**Work item:** Show, from the entries below, every line in which "People" appears.

**The data:**
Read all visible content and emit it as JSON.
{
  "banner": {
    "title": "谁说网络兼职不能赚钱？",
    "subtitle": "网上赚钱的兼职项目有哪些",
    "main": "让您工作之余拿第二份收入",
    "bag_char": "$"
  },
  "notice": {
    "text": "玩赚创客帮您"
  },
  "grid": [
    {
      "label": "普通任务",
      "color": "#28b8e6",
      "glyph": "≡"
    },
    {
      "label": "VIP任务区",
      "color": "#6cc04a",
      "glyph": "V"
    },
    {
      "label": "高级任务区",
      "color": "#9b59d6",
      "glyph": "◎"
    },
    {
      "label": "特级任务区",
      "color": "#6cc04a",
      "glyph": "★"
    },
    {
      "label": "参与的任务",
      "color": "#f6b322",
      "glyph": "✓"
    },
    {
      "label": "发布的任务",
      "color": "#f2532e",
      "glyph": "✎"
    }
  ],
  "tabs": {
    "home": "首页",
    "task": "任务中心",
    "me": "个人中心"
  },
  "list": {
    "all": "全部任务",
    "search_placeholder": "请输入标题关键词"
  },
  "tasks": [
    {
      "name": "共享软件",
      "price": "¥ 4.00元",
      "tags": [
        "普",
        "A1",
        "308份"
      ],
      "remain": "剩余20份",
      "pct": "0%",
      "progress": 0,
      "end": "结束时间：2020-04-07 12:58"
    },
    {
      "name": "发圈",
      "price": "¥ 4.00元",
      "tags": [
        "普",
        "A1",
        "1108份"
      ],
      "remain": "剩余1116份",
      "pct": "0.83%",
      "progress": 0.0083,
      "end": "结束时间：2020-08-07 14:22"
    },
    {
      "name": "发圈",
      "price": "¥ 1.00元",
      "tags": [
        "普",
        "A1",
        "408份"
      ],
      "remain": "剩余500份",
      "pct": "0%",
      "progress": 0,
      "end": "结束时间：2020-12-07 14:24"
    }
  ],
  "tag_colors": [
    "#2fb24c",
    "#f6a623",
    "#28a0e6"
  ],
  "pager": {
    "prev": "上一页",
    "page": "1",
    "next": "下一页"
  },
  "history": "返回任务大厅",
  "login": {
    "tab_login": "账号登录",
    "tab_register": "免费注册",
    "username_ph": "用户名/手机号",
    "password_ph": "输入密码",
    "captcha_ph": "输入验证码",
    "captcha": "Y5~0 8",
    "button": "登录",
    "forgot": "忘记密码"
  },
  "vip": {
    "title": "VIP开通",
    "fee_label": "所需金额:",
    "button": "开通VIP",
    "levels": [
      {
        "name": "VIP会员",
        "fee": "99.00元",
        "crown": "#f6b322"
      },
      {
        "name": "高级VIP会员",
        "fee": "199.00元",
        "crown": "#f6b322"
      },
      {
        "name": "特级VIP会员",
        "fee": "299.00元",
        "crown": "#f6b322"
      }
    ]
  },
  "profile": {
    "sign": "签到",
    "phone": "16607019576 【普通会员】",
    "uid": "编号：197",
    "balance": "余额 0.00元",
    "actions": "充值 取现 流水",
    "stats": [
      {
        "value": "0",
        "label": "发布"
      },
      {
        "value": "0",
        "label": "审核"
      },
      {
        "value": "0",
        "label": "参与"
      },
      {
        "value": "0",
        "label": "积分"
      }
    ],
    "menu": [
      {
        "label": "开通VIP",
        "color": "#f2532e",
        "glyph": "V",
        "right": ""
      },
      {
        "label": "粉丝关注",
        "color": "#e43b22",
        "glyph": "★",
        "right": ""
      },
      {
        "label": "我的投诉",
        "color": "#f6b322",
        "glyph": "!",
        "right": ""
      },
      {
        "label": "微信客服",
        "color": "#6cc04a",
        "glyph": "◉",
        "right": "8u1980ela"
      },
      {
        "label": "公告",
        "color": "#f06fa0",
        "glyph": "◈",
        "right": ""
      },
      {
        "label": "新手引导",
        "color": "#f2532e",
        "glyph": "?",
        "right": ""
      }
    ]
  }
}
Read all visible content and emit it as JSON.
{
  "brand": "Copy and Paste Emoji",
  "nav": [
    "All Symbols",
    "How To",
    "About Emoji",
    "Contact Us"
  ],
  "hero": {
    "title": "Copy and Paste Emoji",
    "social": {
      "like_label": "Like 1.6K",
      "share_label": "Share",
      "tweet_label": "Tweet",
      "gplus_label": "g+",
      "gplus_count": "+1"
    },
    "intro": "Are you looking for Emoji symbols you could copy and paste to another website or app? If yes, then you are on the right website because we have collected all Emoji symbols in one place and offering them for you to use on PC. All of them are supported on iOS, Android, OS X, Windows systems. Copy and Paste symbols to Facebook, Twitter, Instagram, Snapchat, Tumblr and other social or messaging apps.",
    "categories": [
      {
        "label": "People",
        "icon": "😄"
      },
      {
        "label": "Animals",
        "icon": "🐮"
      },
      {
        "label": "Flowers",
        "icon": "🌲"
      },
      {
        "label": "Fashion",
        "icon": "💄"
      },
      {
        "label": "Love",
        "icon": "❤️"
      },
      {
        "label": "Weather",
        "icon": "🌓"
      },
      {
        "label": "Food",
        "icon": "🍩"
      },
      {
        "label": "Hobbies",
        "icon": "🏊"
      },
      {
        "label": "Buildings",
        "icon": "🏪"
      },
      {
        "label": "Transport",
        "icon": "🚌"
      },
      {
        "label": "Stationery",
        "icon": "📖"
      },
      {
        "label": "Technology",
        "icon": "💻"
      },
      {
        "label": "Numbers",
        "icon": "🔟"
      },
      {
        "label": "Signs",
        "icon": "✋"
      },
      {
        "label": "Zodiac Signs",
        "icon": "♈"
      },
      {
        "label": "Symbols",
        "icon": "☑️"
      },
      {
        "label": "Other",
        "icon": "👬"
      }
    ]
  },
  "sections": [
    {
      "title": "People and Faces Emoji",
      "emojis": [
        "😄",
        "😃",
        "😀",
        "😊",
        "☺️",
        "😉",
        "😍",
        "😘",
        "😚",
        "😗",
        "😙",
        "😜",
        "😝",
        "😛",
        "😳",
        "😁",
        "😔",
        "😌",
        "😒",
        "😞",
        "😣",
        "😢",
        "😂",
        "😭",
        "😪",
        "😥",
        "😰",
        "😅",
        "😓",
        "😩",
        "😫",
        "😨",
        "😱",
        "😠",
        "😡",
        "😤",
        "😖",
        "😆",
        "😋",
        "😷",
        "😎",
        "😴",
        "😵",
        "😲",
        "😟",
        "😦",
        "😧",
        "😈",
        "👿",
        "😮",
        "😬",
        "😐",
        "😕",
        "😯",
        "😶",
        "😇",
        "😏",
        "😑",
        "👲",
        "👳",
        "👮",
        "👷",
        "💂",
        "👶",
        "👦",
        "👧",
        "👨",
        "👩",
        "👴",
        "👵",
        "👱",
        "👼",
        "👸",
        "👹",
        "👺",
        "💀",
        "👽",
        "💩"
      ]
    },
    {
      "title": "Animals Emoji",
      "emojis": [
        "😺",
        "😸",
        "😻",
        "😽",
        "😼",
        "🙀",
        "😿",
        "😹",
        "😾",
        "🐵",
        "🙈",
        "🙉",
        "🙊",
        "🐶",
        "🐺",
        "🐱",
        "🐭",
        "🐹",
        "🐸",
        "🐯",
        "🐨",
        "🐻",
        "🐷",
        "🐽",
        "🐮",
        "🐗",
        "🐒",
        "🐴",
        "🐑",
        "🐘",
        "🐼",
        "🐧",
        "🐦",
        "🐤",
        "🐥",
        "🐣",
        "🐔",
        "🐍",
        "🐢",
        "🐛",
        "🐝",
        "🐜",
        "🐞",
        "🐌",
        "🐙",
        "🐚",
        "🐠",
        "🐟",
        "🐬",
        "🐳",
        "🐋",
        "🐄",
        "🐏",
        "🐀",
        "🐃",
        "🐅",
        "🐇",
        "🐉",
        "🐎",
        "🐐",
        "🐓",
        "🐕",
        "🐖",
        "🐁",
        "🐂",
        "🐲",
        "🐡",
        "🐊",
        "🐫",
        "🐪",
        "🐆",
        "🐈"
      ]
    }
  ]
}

**Answer to this problem:**
        "label": "People",
      "title": "People and Faces Emoji",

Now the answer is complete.